> WHAT NEEDS TO BE DONE:
Where in the data does the word "verejnosti" appear? Find those lines and copy them.

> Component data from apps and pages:

****************

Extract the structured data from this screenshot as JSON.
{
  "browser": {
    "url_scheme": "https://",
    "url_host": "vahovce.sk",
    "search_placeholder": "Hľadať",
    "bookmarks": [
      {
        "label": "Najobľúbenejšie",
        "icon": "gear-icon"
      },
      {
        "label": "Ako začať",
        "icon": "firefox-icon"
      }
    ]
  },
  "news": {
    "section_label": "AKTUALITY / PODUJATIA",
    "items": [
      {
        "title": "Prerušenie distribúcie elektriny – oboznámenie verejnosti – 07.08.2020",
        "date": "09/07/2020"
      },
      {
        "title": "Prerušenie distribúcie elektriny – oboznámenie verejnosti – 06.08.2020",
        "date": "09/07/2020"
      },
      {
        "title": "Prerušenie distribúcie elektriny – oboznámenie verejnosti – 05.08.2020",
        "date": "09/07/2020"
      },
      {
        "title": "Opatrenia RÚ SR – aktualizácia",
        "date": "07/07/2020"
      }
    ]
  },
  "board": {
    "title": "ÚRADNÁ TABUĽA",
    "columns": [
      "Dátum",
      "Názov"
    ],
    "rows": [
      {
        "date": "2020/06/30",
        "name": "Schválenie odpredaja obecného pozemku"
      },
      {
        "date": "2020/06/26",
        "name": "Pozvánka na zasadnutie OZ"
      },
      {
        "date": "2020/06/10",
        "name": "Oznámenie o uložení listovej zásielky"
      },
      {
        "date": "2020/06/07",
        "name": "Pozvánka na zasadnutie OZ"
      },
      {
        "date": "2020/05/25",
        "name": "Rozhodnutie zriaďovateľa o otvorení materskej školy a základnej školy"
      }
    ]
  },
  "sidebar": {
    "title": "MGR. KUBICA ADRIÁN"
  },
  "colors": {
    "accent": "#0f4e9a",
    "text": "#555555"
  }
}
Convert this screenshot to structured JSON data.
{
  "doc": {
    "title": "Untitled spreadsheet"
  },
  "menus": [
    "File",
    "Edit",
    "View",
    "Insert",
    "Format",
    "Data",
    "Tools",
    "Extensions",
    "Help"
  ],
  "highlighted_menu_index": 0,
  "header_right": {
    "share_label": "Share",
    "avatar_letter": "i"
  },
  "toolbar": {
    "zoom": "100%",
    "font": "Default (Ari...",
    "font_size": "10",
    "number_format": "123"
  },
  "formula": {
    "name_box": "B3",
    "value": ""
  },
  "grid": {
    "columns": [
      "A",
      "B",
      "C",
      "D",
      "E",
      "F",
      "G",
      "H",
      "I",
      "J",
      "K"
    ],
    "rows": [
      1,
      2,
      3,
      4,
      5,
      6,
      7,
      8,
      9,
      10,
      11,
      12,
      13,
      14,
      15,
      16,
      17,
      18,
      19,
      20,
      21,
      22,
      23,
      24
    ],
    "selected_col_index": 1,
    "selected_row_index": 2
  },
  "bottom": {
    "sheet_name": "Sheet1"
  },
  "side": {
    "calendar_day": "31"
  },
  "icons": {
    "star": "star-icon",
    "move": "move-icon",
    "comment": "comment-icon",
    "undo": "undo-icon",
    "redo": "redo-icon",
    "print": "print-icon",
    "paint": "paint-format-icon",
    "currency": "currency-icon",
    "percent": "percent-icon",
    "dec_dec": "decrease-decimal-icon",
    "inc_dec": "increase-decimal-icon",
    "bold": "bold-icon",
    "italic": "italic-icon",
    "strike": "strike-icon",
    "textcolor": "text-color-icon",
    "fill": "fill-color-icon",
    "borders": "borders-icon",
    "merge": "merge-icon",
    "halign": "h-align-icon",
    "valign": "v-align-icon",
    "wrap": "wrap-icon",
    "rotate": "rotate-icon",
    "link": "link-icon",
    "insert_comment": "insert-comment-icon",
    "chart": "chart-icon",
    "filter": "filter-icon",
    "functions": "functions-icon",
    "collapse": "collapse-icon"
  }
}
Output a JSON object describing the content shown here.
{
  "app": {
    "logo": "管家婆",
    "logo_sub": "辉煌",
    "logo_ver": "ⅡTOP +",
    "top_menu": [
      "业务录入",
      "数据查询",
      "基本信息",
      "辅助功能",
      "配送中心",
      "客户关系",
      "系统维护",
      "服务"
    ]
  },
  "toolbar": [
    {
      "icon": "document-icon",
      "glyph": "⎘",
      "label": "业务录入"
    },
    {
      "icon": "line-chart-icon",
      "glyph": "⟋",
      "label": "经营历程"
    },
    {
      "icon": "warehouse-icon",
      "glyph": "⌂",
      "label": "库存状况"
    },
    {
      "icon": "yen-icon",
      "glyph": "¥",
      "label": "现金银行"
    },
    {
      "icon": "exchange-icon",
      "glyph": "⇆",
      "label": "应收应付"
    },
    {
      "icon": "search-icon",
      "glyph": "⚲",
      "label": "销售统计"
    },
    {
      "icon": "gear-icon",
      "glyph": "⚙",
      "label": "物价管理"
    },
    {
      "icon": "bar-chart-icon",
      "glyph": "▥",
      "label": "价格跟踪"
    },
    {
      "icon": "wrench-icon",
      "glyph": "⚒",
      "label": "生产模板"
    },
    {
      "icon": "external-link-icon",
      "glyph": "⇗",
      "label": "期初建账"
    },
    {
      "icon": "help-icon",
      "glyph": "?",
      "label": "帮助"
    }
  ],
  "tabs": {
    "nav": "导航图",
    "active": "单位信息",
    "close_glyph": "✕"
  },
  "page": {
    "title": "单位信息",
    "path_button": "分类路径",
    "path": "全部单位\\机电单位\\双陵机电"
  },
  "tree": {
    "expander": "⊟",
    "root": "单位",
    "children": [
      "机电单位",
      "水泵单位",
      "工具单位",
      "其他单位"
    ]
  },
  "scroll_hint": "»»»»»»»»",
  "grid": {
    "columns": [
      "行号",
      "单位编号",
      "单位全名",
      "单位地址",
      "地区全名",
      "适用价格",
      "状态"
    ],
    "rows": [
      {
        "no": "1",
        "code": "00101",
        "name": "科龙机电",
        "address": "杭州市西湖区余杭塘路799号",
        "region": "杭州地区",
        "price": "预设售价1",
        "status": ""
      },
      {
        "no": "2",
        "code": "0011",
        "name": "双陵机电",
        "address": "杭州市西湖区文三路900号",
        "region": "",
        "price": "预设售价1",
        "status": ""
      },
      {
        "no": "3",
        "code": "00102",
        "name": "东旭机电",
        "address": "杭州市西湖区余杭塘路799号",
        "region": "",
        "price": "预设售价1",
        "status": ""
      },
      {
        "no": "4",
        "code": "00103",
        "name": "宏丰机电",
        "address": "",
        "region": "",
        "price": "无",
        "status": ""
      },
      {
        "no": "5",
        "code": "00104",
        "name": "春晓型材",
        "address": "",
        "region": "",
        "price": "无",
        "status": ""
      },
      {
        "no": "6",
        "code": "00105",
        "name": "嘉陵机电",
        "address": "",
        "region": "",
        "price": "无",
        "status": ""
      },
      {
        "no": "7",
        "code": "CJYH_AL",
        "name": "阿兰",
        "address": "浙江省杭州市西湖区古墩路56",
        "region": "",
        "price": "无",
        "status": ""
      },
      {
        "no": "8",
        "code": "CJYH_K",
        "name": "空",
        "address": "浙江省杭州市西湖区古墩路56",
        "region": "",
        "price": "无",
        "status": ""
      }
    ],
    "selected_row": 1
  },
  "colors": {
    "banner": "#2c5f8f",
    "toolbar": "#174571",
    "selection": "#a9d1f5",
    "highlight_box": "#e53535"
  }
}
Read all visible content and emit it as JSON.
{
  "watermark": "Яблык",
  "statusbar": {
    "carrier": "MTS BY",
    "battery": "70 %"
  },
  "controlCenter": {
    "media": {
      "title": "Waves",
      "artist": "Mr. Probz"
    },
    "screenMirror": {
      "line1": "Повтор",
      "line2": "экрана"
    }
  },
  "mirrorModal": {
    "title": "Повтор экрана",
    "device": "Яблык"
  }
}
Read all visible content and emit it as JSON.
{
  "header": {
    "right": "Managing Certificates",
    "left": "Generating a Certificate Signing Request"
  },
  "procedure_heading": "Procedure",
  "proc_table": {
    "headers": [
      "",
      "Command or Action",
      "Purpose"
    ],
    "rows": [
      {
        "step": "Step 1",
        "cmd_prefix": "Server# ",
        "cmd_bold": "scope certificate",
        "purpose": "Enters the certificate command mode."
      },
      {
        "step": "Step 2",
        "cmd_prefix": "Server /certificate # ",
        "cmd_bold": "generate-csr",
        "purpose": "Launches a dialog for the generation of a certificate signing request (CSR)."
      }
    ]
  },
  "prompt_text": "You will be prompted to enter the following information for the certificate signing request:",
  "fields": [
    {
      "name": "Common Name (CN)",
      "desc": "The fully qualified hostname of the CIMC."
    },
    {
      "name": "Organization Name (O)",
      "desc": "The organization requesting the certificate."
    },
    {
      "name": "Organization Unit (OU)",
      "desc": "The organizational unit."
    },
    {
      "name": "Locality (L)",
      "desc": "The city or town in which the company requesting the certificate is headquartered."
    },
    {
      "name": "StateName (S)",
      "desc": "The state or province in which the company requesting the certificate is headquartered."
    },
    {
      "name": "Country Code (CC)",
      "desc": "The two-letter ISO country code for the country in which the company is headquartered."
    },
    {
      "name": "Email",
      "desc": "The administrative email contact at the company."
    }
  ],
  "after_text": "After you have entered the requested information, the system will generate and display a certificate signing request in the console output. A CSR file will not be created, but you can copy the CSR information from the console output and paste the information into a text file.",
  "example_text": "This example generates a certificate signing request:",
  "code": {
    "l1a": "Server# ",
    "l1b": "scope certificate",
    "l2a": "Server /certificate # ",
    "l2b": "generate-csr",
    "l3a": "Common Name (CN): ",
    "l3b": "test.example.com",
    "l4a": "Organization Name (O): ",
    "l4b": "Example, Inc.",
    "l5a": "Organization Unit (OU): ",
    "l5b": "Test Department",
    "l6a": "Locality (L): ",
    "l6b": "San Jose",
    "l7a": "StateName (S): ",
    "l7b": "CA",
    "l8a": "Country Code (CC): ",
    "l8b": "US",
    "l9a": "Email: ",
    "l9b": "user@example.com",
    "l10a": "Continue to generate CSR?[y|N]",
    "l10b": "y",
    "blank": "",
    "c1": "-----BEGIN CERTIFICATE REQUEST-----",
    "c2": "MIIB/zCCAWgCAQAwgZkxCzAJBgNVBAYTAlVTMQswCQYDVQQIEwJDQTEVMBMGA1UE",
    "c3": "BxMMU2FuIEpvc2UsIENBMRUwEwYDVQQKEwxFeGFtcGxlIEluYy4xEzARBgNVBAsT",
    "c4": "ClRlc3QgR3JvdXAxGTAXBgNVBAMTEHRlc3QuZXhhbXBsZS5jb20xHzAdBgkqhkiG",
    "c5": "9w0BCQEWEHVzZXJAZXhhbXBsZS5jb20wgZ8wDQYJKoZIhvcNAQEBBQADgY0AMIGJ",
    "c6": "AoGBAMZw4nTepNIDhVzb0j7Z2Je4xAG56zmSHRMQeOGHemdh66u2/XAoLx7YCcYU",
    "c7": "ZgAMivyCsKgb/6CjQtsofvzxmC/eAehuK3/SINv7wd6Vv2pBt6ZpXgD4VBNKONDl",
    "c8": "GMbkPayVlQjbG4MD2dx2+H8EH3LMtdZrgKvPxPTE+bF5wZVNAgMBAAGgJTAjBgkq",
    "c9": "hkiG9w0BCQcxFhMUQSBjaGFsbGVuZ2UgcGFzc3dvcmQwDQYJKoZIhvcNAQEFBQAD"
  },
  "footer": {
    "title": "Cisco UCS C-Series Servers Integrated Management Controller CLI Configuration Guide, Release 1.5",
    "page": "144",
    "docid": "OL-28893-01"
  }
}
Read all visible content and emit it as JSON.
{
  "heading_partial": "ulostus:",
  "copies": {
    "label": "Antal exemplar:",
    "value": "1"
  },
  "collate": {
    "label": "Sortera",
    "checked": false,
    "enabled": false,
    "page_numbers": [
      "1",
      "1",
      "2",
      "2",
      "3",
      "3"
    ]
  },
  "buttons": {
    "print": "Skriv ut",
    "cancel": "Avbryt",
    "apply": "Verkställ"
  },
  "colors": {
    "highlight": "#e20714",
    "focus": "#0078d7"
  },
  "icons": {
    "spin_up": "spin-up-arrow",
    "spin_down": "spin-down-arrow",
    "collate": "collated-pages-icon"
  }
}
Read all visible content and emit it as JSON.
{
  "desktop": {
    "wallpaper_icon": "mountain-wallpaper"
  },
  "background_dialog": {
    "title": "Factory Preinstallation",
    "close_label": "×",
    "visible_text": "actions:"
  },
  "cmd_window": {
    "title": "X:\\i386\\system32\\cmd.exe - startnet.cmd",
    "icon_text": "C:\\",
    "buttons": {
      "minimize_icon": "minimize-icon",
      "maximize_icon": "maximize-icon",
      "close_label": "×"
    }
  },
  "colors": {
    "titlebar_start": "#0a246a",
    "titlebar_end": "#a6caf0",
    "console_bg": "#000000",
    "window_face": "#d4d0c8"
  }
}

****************

> OUTPUT FOR THIS EXERCISE:
        "title": "Prerušenie distribúcie elektriny – oboznámenie verejnosti – 07.08.2020",
        "title": "Prerušenie distribúcie elektriny – oboznámenie verejnosti – 06.08.2020",
        "title": "Prerušenie distribúcie elektriny – oboznámenie verejnosti – 05.08.2020",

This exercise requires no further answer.